Swiping to the right and you get an hour by hour breakdown of the weather, including temperature and forecast along with wind speed and matching weather icons.

On the third and final pivot, you get a nicely laid out Moon phase listing, which while we don’t often use it’s nice to have anyway.

Under settings we find just Units and Geo-location options. There is no lockscreen support just yet, which is a bit of a shame as we’re sure the developer could do something nice there. Clearly they have the graphics chops to pull it off.

Bright Weather runs for a $1.49 with no free trial. That will probably be the end of the story for quite a few of you who insist on trying the app first—we don’t blame you either. Having said that, Bright Weather is a solid, well designed app with excellent graphics and we plan on using for awhile. While some of you prefer strict text or no photorealistic weather effects, we happen to like it for our Weather apps and aren’t as dogmatic.

The Live Tile is probably what you’ll look at most and we happen to think it’s quite a gem. The rest of the app is certainly nice but not exactly a must-have either, it really comes down to whether you like the looks or not. Regarding the price, we’re going to take a guess that accessing Accuweather’s data probably isn’t free, hence the cost of the app. But at a $1.49 for something you potentially use a few times a day, we’re okay with it.

Interestingly, despite the HD animated graphics, the whole app is a trivial 6 MB in size, which is something worth considering if space is a prerequisite. And yes, it will run on 512MB Windows Phone 8 devices.

If you’re ready to commit, you can grab Bright Weather here in the Store or scan the QR code below. $1.49, no free trial – 6MB – Windows Phone 8 only, including 512MB devices

QR: Bright Weather

Daniel Rubino

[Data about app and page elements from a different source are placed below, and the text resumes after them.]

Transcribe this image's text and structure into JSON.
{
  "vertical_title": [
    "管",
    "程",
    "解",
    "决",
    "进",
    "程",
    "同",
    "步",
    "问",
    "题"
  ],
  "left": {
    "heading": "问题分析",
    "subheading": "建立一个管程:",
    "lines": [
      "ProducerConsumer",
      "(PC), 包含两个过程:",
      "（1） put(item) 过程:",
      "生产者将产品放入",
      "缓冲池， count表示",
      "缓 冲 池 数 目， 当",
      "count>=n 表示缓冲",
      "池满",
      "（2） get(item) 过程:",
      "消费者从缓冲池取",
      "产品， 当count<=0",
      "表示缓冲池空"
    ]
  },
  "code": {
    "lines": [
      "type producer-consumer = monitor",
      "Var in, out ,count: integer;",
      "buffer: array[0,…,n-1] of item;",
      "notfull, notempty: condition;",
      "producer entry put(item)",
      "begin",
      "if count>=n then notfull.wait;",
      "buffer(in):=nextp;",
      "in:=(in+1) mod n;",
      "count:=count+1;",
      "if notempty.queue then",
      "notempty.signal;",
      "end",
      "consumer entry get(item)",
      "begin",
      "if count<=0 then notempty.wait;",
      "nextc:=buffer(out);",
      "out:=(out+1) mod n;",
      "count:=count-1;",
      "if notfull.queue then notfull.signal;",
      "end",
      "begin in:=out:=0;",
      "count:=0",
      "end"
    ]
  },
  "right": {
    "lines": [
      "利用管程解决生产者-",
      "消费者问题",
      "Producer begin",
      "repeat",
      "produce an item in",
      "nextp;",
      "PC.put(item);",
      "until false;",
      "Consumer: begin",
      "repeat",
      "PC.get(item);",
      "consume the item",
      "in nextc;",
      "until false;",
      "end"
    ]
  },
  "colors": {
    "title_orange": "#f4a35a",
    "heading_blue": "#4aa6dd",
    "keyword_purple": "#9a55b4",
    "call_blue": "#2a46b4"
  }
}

Daniel Rubino is the Editor-in-chief of Windows Central. He is also the head reviewer, podcast co-host, and analyst. He has been covering Microsoft since 2007, when this site was called WMExperts (and later Windows Phone Central). His interests include Windows, laptops, next-gen computing, and watches. He has been reviewing laptops since 2015 and is particularly fond of 2-in-1 convertibles, ARM processors, new form factors, and thin-and-light PCs. Before all this tech stuff, he worked on a Ph.D. in linguistics, watched people sleep (for medical purposes!), and ran the projectors at movie theaters because it was fun.